====== DATA SUPPLIED
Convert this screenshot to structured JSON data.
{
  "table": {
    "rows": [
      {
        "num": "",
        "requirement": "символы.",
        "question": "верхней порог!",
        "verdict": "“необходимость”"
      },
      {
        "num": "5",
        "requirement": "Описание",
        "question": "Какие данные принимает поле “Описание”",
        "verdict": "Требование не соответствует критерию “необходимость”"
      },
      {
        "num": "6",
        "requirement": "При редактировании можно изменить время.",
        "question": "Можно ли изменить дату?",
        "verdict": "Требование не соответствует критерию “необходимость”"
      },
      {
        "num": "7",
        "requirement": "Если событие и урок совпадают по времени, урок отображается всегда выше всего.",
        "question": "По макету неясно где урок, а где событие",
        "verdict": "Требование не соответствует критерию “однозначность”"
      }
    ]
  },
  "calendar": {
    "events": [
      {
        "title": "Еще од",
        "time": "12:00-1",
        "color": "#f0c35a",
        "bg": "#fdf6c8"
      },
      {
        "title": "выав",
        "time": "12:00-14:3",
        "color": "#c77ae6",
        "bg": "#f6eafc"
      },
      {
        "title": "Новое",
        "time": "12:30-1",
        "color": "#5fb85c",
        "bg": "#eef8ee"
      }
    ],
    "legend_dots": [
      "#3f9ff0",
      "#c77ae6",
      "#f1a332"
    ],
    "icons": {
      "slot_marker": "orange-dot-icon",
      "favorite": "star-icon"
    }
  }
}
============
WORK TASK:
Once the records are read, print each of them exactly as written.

PROBLEM SOLUTION:
Convert this screenshot to structured JSON data.
{
  "table": {
    "rows": [
      {
        "num": "",
        "requirement": "символы.",
        "question": "верхней порог!",
        "verdict": "“необходимость”"
      },
      {
        "num": "5",
        "requirement": "Описание",
        "question": "Какие данные принимает поле “Описание”",
        "verdict": "Требование не соответствует критерию “необходимость”"
      },
      {
        "num": "6",
        "requirement": "При редактировании можно изменить время.",
        "question": "Можно ли изменить дату?",
        "verdict": "Требование не соответствует критерию “необходимость”"
      },
      {
        "num": "7",
        "requirement": "Если событие и урок совпадают по времени, урок отображается всегда выше всего.",
        "question": "По макету неясно где урок, а где событие",
        "verdict": "Требование не соответствует критерию “однозначность”"
      }
    ]
  },
  "calendar": {
    "events": [
      {
        "title": "Еще од",
        "time": "12:00-1",
        "color": "#f0c35a",
        "bg": "#fdf6c8"
      },
      {
        "title": "выав",
        "time": "12:00-14:3",
        "color": "#c77ae6",
        "bg": "#f6eafc"
      },
      {
        "title": "Новое",
        "time": "12:30-1",
        "color": "#5fb85c",
        "bg": "#eef8ee"
      }
    ],
    "legend_dots": [
      "#3f9ff0",
      "#c77ae6",
      "#f1a332"
    ],
    "icons": {
      "slot_marker": "orange-dot-icon",
      "favorite": "star-icon"
    }
  }
}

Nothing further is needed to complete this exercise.